### WORK ORDER
Going through the lines below, tally those that include "time", and give only the number.

### INFORMATION
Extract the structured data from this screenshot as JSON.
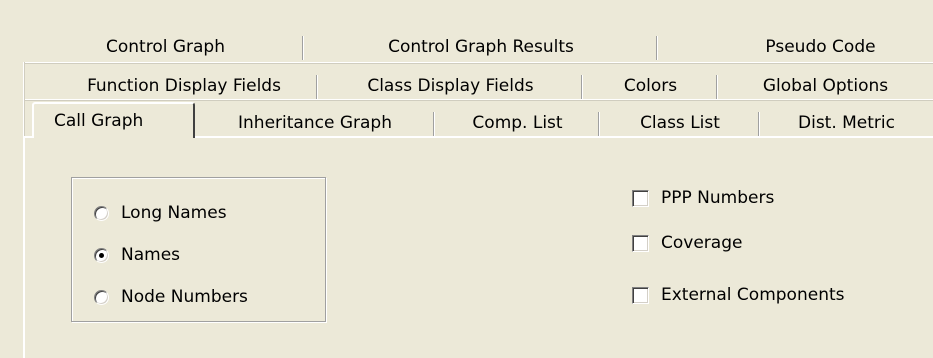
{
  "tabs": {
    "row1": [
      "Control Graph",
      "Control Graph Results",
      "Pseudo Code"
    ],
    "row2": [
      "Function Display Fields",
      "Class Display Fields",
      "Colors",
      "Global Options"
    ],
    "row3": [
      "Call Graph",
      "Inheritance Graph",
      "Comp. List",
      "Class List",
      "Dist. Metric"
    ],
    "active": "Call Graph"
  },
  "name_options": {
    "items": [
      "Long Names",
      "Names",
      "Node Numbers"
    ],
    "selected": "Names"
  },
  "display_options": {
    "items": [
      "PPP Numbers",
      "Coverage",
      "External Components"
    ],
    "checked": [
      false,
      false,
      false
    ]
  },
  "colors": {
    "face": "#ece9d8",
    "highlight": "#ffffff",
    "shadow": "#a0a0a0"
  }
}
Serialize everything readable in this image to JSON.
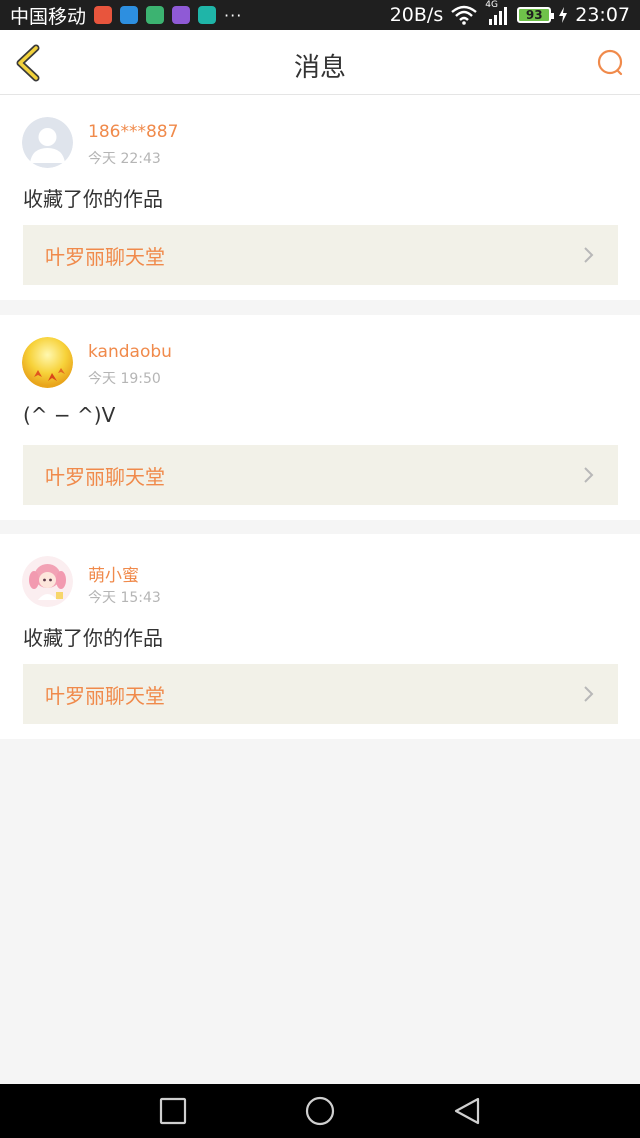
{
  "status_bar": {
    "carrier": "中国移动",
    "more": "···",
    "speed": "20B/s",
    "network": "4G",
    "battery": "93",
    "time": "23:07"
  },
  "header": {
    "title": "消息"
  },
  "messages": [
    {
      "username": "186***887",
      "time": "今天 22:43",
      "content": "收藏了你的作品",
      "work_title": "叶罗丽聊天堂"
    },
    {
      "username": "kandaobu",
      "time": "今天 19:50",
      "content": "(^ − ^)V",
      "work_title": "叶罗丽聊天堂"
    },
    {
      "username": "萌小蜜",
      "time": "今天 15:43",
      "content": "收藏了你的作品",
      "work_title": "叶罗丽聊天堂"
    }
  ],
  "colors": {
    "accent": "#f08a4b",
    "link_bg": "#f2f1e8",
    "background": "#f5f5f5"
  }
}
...
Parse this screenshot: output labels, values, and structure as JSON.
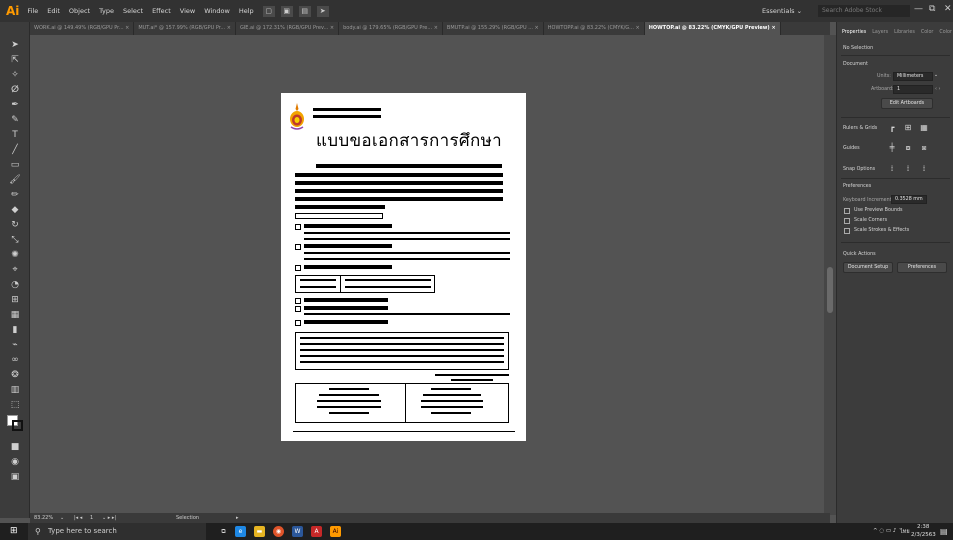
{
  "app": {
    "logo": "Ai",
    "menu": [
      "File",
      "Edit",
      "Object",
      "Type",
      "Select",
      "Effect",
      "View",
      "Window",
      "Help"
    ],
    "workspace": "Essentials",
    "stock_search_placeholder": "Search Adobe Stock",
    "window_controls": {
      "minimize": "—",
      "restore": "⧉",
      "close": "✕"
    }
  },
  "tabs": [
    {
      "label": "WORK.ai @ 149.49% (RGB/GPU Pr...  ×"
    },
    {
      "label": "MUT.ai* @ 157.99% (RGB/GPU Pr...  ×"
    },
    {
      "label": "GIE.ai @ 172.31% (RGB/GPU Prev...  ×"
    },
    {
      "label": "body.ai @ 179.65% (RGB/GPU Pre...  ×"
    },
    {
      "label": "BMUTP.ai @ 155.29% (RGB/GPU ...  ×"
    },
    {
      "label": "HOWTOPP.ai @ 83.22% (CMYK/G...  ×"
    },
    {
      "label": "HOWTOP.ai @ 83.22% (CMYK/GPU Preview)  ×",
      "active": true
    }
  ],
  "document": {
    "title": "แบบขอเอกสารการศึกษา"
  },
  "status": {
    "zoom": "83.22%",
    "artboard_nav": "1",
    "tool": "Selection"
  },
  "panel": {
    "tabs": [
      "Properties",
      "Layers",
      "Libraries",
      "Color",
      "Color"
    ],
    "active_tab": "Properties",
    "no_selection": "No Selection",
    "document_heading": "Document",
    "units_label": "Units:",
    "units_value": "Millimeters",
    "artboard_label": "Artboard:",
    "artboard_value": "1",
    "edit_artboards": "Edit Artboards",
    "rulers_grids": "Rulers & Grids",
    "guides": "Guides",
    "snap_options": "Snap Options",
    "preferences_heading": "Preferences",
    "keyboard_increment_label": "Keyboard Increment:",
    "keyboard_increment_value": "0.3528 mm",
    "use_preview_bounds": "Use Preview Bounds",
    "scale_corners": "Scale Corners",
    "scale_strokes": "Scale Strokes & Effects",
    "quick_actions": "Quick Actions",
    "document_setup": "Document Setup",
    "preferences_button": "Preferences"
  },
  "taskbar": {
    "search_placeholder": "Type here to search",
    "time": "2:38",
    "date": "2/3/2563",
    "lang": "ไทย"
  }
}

### TASK RESPONSE
5